→ Exercise prompt
A verbatim reprint of the records below is what this exercise asks for.
>>>>
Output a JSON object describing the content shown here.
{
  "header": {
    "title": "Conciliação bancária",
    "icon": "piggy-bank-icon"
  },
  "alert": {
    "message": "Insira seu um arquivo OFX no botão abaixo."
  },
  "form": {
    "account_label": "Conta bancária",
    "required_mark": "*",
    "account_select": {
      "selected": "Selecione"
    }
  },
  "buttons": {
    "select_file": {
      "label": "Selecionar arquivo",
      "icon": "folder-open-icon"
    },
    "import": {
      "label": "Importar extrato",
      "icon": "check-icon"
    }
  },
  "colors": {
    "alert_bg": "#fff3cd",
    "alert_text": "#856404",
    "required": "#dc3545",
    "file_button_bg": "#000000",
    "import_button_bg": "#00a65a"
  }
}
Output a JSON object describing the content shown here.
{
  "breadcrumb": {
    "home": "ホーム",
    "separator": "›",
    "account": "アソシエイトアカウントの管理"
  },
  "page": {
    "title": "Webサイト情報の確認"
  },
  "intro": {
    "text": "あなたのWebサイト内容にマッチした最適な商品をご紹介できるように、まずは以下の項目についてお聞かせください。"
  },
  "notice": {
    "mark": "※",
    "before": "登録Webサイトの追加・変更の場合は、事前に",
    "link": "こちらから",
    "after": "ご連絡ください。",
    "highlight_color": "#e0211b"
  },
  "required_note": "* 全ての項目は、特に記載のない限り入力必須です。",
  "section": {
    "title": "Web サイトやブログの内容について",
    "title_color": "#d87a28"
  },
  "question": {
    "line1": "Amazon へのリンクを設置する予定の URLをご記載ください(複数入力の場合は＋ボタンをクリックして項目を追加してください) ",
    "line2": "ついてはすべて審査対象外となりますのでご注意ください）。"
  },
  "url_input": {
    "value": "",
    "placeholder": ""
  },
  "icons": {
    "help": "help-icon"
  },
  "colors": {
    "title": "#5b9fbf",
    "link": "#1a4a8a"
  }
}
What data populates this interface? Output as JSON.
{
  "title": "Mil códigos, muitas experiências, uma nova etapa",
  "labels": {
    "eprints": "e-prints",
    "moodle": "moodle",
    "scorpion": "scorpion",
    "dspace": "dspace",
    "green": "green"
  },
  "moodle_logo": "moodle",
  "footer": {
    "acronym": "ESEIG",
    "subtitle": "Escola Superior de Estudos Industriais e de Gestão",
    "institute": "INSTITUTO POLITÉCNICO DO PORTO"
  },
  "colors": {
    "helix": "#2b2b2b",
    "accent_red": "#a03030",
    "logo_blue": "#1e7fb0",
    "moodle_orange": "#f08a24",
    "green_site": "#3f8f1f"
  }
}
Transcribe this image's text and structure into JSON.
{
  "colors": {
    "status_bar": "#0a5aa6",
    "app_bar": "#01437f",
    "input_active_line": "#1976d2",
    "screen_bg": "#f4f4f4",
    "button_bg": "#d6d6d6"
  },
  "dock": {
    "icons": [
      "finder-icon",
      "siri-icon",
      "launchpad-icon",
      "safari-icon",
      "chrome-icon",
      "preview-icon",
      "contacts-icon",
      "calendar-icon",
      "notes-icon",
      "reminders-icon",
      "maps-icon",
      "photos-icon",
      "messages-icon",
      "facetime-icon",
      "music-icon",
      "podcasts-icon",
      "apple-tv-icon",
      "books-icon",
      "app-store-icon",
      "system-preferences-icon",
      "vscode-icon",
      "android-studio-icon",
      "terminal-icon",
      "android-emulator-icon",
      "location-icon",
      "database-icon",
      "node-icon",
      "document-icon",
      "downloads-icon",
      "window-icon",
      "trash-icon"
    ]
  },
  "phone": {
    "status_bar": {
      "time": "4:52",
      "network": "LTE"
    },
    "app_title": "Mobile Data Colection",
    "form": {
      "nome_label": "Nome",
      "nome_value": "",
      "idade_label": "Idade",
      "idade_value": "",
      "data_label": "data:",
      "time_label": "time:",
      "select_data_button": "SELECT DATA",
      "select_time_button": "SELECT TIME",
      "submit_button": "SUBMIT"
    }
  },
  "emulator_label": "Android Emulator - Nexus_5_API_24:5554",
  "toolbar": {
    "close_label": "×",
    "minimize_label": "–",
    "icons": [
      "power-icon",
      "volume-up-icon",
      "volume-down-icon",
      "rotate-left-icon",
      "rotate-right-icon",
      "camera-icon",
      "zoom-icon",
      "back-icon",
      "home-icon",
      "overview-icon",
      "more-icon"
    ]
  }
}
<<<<
→ Reply
Output a JSON object describing the content shown here.
{
  "header": {
    "title": "Conciliação bancária",
    "icon": "piggy-bank-icon"
  },
  "alert": {
    "message": "Insira seu um arquivo OFX no botão abaixo."
  },
  "form": {
    "account_label": "Conta bancária",
    "required_mark": "*",
    "account_select": {
      "selected": "Selecione"
    }
  },
  "buttons": {
    "select_file": {
      "label": "Selecionar arquivo",
      "icon": "folder-open-icon"
    },
    "import": {
      "label": "Importar extrato",
      "icon": "check-icon"
    }
  },
  "colors": {
    "alert_bg": "#fff3cd",
    "alert_text": "#856404",
    "required": "#dc3545",
    "file_button_bg": "#000000",
    "import_button_bg": "#00a65a"
  }
}
Output a JSON object describing the content shown here.
{
  "breadcrumb": {
    "home": "ホーム",
    "separator": "›",
    "account": "アソシエイトアカウントの管理"
  },
  "page": {
    "title": "Webサイト情報の確認"
  },
  "intro": {
    "text": "あなたのWebサイト内容にマッチした最適な商品をご紹介できるように、まずは以下の項目についてお聞かせください。"
  },
  "notice": {
    "mark": "※",
    "before": "登録Webサイトの追加・変更の場合は、事前に",
    "link": "こちらから",
    "after": "ご連絡ください。",
    "highlight_color": "#e0211b"
  },
  "required_note": "* 全ての項目は、特に記載のない限り入力必須です。",
  "section": {
    "title": "Web サイトやブログの内容について",
    "title_color": "#d87a28"
  },
  "question": {
    "line1": "Amazon へのリンクを設置する予定の URLをご記載ください(複数入力の場合は＋ボタンをクリックして項目を追加してください) ",
    "line2": "ついてはすべて審査対象外となりますのでご注意ください）。"
  },
  "url_input": {
    "value": "",
    "placeholder": ""
  },
  "icons": {
    "help": "help-icon"
  },
  "colors": {
    "title": "#5b9fbf",
    "link": "#1a4a8a"
  }
}
What data populates this interface? Output as JSON.
{
  "title": "Mil códigos, muitas experiências, uma nova etapa",
  "labels": {
    "eprints": "e-prints",
    "moodle": "moodle",
    "scorpion": "scorpion",
    "dspace": "dspace",
    "green": "green"
  },
  "moodle_logo": "moodle",
  "footer": {
    "acronym": "ESEIG",
    "subtitle": "Escola Superior de Estudos Industriais e de Gestão",
    "institute": "INSTITUTO POLITÉCNICO DO PORTO"
  },
  "colors": {
    "helix": "#2b2b2b",
    "accent_red": "#a03030",
    "logo_blue": "#1e7fb0",
    "moodle_orange": "#f08a24",
    "green_site": "#3f8f1f"
  }
}
Transcribe this image's text and structure into JSON.
{
  "colors": {
    "status_bar": "#0a5aa6",
    "app_bar": "#01437f",
    "input_active_line": "#1976d2",
    "screen_bg": "#f4f4f4",
    "button_bg": "#d6d6d6"
  },
  "dock": {
    "icons": [
      "finder-icon",
      "siri-icon",
      "launchpad-icon",
      "safari-icon",
      "chrome-icon",
      "preview-icon",
      "contacts-icon",
      "calendar-icon",
      "notes-icon",
      "reminders-icon",
      "maps-icon",
      "photos-icon",
      "messages-icon",
      "facetime-icon",
      "music-icon",
      "podcasts-icon",
      "apple-tv-icon",
      "books-icon",
      "app-store-icon",
      "system-preferences-icon",
      "vscode-icon",
      "android-studio-icon",
      "terminal-icon",
      "android-emulator-icon",
      "location-icon",
      "database-icon",
      "node-icon",
      "document-icon",
      "downloads-icon",
      "window-icon",
      "trash-icon"
    ]
  },
  "phone": {
    "status_bar": {
      "time": "4:52",
      "network": "LTE"
    },
    "app_title": "Mobile Data Colection",
    "form": {
      "nome_label": "Nome",
      "nome_value": "",
      "idade_label": "Idade",
      "idade_value": "",
      "data_label": "data:",
      "time_label": "time:",
      "select_data_button": "SELECT DATA",
      "select_time_button": "SELECT TIME",
      "submit_button": "SUBMIT"
    }
  },
  "emulator_label": "Android Emulator - Nexus_5_API_24:5554",
  "toolbar": {
    "close_label": "×",
    "minimize_label": "–",
    "icons": [
      "power-icon",
      "volume-up-icon",
      "volume-down-icon",
      "rotate-left-icon",
      "rotate-right-icon",
      "camera-icon",
      "zoom-icon",
      "back-icon",
      "home-icon",
      "overview-icon",
      "more-icon"
    ]
  }
}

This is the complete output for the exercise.